The U.S. government does not oppose the release, Pollard’s attorneys said. His only application for parole, filed last year, failed.
Pollard was arrested in 1985 while working as a civilian Navy analyst.
Secretary of State John Kerry told reporters on July 28 in Washington, D.C., as he left a House of Representatives hearing on the Iran nuclear deal that the granting of parole is not related to the agreement.
Pollard issued a statement through his attorneys.
“I am looking forward to being reunited with my beloved wife Esther,” he said. “I would like to thank the many thousands of well-wishers in the United States, in Israel and throughout the world who provided grass roots support by attending rallies, sending letters, making phone calls to elected officials and saying prayers for my welfare. I am deeply appreciative of every gesture, large or small.”
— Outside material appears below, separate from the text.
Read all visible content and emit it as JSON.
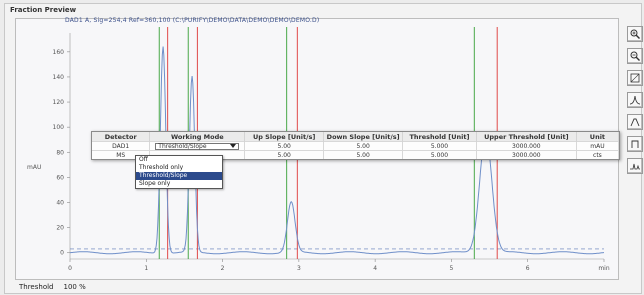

Pollard singled out for special thanks the National Council of Young Israel and its leaders as well as David Nyer, Kenneth Lasson, George Leighton, Larry Dub, Nitsana Dirshan-Leitner, Effi Lahav, Asher Mivtari and Adi Ginsburg.
“It’s a miracle,” Pollard’s former wife, Anne Pollard, told Channel 2 shortly after news broke of his parole. “I just heard officially that this was true.”
She said she knew nothing about the terms of his release.